que ya sonaron las trompetas de Jericó
y han de caer tus muros, sordamente, levantando
polvaredas de recuerdos,
para que se libere tu recóndita ciudad
y haya ruido de domingo otra vez
y fiesta en tu corazón…
Saludo al Eclipse en Tiempo de Guerra

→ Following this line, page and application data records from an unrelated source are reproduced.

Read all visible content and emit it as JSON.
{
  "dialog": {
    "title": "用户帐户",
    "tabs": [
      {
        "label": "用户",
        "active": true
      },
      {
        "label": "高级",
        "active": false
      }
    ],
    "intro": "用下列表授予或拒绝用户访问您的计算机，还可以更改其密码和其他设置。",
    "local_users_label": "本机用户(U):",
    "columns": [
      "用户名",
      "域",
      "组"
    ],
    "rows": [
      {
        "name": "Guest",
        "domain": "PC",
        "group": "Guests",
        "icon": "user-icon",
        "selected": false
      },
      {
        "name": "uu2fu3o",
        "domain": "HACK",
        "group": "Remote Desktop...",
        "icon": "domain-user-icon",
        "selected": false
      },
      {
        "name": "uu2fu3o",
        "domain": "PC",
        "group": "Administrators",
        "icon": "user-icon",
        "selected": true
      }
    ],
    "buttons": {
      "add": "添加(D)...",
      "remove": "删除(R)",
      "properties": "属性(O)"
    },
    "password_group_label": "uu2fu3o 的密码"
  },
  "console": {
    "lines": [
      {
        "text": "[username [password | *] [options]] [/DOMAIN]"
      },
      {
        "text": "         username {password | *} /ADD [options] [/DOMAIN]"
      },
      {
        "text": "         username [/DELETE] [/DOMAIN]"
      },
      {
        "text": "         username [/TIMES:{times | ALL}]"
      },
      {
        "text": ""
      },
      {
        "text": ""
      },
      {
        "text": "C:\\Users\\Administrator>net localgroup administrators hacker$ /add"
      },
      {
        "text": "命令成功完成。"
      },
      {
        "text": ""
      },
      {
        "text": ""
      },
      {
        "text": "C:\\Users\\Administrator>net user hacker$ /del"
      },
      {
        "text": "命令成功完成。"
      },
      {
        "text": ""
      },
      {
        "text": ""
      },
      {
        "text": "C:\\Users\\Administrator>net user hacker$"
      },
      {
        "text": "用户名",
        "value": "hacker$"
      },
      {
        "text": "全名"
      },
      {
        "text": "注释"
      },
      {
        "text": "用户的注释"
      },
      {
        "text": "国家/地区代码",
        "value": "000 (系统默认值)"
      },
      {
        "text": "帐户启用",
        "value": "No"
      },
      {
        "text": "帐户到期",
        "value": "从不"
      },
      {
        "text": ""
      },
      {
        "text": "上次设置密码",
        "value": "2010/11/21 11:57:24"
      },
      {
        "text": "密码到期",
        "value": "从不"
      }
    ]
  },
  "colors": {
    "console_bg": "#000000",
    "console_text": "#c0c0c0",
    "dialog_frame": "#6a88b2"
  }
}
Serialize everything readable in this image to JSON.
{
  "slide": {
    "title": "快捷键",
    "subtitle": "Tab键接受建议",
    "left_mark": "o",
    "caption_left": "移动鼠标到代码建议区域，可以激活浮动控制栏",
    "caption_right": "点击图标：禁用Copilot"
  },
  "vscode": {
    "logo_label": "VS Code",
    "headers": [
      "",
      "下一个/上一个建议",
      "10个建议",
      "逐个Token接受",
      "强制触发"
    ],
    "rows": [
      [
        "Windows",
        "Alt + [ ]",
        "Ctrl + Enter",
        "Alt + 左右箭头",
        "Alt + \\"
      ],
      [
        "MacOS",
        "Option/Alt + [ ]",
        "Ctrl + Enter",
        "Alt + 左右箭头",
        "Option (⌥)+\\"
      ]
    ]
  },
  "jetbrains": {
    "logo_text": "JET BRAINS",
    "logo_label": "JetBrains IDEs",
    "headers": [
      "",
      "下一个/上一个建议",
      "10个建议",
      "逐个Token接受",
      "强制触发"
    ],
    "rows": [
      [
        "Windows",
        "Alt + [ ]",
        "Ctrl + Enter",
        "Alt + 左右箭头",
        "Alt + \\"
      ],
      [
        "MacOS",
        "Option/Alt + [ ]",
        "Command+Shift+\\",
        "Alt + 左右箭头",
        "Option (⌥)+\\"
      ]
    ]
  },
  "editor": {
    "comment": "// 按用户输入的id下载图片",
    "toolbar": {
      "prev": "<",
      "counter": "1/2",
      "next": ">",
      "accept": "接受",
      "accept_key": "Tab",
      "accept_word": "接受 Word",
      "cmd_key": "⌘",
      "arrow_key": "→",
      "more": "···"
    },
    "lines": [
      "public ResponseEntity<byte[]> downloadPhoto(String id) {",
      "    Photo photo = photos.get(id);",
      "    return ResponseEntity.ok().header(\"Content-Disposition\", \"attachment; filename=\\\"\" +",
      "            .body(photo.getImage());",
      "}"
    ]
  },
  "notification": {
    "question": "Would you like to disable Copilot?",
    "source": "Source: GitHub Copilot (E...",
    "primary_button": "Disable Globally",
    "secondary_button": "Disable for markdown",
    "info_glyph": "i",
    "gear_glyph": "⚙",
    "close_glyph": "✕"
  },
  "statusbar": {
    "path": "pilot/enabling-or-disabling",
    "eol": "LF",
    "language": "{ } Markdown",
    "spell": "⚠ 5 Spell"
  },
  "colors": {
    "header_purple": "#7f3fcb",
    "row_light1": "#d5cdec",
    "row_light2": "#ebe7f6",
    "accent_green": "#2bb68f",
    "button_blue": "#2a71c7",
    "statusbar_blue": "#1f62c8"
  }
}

I think there´s no need to introduce this spanish band that, after working lot of years, has built a big name in the international scene. Leaded by the veteran multiinstrumentist Robert Santamaría; who composes all the tracks and plays a wide list of instruments (keyboards, 12 strings guitar, kanun, dulcimer, charango, autoharp, acoustic bass, accordion, glockenspiel, marimba, derboukas, pandero, talking drum, pandereta, krabs, kalimba, vibraslap, greek spoons, chiquitsi, crotals, rainstick, claps), and accompanied by Víctor Estrada (spanish guitars, bass and vocals), Manel Mayol (flute, didgeridoo), Marieia Sisquela (sax), Carlos Gallego (electric guitars and vocals), Pau Zañartu (drums), Marta Segura (lead vocals), Robert Abella (violin), José Valero (tabla), Candela Casas (child´s voice in 2), Miguel Ángel Ortiz (tenor sax and clarinet) and Eva Zapata & Cristina Morales (backing vocals in 1 & 8).
This new project´s tracklist is as follows:
Mujer Luna (4:09)
En el Parque (6:49)
Arabesca en 4 mov. (9:09)
Sueño Sueños ((:42)
Dúo Para Tabla y Saz n.1 (1:58)
Nana Para el Hijo de la Tierra (2:15)
Dónde Estás Mi Amor (3:57)
Tierra Austral (9:41)
i) Sobre las dunas de lava
ii) Laguna arcoiris
iii) Patagonia infinita
iv) Selva de araucarias
v) La nutria y el mar
Dónde Estás Mi Amor (conclusión) (2:33)
Dúo Para Tabla y Saz n.2 (2:34)
After having a look at the band´s evolution it seems like they´ve chosen the hard, but also grateful, path of cultural diversity, including lots of different instrumentation in the music. If we have already seen this interest in previous albums, in this one the music is drenched in ethnic music and it´s a wonderful journey across southern lands, the mediterranean sea and America.
So we find compositions that remind of Andalusian rock (Medina Azahara, Triana) like “En el Parque” or “Sueño Sueños”. Some pop music in “Mujer Luna” that reminds of Mecano´s “Cruz de navajas” or the nice ballad “Nana Para el Hijo de la Tierra”. Ethic influences can be found in “Dúos para tabla y saz”, “Arabesca en 4 mov.” and “Donde Estás Mi Amor”, where Loreena McKennitt comes to my mind.
I have to mention separately “Tierra Austral”, the most progressive track with a structure a la “Tarkus” and where the band develop millions of melodies and changing rhythms over serene unsteady structures and sometimes peaceful and beautiful paths. Certainly a good move.
A real delight that should be enjoyed listening to each instrument separately. It wouldn´t have been a bad idea to add a list of the instruments played in each song in order to enrich our musical culture.